Jenkins’s work employs a number of ideas and techniques but it is his life-size and life-like figures that have always intrigued me.  He creates these figures by taking live models and wrapping them in cling film and then strips of adhesive plastic (think industrial sellotape).  Jenkins then cuts the resulting shell off the models using zig zag cuts so that the pieces can be re-assembled like a 3D jigsaw.

The resulting mannequins are then clothed and placed in situations that make them art.  Mark Jenkins believes that it is often the interaction of the audience that makes the art works most interesting.

A man sits on the floor reading - a sculpture by Mark Jenkins, part of the Glazed Paradise exhibition at Gestalten in Berlin

The exhibition at Gestalten features three of these figures, as well as photographs of street installations and an impressive ‘Afro’.

Street Art purists often take issue with Street Artists exhibiting in galleries – their argument is that this is ‘just art’.  But how do you classify a photograph of an installation on the street?
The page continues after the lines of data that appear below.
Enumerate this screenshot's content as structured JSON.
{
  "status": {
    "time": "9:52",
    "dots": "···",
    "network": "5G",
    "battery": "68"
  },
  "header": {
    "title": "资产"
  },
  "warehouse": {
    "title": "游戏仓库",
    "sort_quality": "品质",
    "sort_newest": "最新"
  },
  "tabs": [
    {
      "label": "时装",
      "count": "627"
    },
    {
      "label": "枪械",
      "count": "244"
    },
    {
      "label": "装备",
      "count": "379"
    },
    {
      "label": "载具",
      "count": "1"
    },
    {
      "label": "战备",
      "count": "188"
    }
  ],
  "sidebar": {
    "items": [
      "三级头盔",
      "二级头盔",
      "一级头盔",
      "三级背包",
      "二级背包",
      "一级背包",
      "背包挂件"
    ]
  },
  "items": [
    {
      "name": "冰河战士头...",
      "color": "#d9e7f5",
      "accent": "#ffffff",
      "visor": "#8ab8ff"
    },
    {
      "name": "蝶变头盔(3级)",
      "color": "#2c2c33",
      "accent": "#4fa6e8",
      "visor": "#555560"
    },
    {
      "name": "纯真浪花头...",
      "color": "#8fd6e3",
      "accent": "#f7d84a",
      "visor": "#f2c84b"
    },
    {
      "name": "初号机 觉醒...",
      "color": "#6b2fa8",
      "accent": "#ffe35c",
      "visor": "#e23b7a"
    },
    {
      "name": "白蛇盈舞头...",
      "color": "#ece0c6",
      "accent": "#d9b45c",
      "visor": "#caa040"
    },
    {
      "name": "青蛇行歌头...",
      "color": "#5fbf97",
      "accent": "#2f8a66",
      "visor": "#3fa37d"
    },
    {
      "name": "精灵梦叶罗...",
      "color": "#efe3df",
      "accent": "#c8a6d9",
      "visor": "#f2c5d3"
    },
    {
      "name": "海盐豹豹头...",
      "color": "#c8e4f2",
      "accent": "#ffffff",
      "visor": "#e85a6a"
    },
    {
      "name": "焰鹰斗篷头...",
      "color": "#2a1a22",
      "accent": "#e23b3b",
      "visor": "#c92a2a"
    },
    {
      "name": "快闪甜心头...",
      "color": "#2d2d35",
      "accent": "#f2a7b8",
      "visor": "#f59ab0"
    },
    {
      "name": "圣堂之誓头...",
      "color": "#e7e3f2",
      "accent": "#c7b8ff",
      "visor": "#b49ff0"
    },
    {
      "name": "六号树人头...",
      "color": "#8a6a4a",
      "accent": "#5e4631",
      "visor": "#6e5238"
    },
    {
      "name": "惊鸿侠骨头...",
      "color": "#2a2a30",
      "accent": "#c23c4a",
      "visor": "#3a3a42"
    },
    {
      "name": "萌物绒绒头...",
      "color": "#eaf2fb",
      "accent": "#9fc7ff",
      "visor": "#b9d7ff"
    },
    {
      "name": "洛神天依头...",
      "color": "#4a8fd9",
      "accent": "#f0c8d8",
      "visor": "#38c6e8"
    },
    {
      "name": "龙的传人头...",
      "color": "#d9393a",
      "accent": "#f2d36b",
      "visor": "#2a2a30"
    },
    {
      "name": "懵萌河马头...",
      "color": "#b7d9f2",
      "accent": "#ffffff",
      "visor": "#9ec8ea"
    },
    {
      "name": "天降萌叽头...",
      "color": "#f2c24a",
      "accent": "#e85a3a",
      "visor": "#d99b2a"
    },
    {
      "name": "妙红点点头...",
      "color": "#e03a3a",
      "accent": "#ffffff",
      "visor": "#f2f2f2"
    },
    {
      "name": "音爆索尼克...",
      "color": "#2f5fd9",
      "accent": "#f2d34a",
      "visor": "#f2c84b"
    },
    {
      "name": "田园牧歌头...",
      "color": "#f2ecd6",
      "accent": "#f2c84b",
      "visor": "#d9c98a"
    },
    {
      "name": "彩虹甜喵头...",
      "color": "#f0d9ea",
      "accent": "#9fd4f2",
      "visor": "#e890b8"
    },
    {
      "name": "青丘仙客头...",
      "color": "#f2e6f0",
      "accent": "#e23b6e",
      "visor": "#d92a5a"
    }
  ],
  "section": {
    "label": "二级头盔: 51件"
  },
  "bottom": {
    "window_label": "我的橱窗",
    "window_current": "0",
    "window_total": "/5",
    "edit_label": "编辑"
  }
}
Photographs of street installations by Mark Jenkins - part of the Glazed Paradise exhibition at Gestalten in Berlin

I’d prefer to come across a Mark Jenkins installation on the street for the surprise factor but there is definitely a place for his work in galleries too.

The exhibition runs until 4 March 2012.

Gestalten Space, Sophie-Gips-Höfe, Sophienstraße 21 www.gestalten.com

A thug with a baseball bat lies in wait - a sculpture by Mark Jenkins, part of the Glazed Paradise exhibition at Gestalten in Berlin

A girl leans against a wall - a sculpture by Mark Jenkins, part of the Glazed Paradise exhibition at Gestalten in Berlin

An Afro tape sculpture by Mark Jenkins - part of the Glazed Paradise exhibition at Gestalten in Berlin